Maroons have lived in Suriname for around three hundred years. Originally snatched from African and shipped to Suriname as slave labour for the Dutch, they managed to break free and sought shelter along the rivers in the bush. Some people say that they are the best preserved piece of African culture outside the African continent. But their culture has been constantly changing – right up to the present day.
Maroons had a lot to endure: wars, dispossession, floods, migration. The majority left the hinterland and settled in Paramaribo and the Netherlands. Some people have wondered if the Maroon culture is rapidly disappearing under the pressure of globalisation. But you could ask the same question about any culture. The Tropenmuseum did exactly this in the case of the Maroons and found itself among wood carvings and hip hop, in the city and the countryside, and in the company of gaaman chiefs, gangsters and gods.

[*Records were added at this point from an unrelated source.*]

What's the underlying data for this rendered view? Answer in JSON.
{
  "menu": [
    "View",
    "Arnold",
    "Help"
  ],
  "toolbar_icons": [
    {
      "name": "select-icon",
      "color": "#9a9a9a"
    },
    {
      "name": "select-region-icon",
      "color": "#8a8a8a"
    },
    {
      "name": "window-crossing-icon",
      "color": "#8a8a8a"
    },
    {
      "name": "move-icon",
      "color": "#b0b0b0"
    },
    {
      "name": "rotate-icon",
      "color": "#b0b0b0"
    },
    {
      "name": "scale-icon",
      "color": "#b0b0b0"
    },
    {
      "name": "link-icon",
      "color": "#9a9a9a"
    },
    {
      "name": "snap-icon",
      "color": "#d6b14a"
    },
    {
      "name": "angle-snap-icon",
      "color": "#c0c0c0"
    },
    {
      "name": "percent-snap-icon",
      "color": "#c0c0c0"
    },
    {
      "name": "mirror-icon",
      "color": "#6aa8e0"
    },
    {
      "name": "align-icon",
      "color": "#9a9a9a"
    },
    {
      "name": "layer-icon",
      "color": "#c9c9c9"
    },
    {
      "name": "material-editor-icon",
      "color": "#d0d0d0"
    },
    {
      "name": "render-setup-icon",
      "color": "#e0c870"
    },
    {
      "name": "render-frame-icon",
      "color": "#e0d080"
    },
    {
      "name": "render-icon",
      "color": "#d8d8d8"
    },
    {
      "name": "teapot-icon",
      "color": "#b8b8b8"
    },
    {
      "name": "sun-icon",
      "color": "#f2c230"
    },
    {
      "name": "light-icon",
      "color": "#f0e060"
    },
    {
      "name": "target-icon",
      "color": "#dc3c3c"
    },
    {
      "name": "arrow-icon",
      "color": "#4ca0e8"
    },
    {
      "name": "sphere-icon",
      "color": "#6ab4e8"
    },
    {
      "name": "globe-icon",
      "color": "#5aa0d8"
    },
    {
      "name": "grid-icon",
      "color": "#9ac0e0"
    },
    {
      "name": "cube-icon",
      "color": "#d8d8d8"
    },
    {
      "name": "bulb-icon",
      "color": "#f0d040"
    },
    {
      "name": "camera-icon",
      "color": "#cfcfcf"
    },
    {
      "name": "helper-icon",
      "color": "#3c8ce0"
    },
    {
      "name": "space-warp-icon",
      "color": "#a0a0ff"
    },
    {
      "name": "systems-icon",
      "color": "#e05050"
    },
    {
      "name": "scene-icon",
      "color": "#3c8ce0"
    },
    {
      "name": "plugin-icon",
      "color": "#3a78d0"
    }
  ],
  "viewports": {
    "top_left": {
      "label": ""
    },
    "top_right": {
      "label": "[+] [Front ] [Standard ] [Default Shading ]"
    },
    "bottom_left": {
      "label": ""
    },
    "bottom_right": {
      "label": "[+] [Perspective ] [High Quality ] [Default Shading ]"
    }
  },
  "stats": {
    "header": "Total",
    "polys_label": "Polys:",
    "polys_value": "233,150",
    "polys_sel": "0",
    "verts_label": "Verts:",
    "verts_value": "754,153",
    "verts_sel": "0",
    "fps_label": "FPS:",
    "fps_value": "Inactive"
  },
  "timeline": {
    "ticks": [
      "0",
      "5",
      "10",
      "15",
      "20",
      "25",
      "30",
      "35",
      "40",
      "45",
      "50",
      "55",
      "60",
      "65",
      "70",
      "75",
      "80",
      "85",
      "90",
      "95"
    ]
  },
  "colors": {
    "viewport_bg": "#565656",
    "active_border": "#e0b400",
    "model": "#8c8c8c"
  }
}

The aesthetic quality and sheer quantity of the objects in the exhibitions will demonstrate the strength, splendour and the dynamics in Maroon culture. The many visual exhibits illustrate the non-material culture and the current developments. Together they tell a story of cultural resilience, threats, change, disappearance, renewal and forgetting, and offer just as many answers to the question of how a tiny culture like this is surviving in the age of globalisation.
The Tropenmuseum is part of the Royal Tropical Institute (KIT), a knowledge institute for international and intercultural collaboration.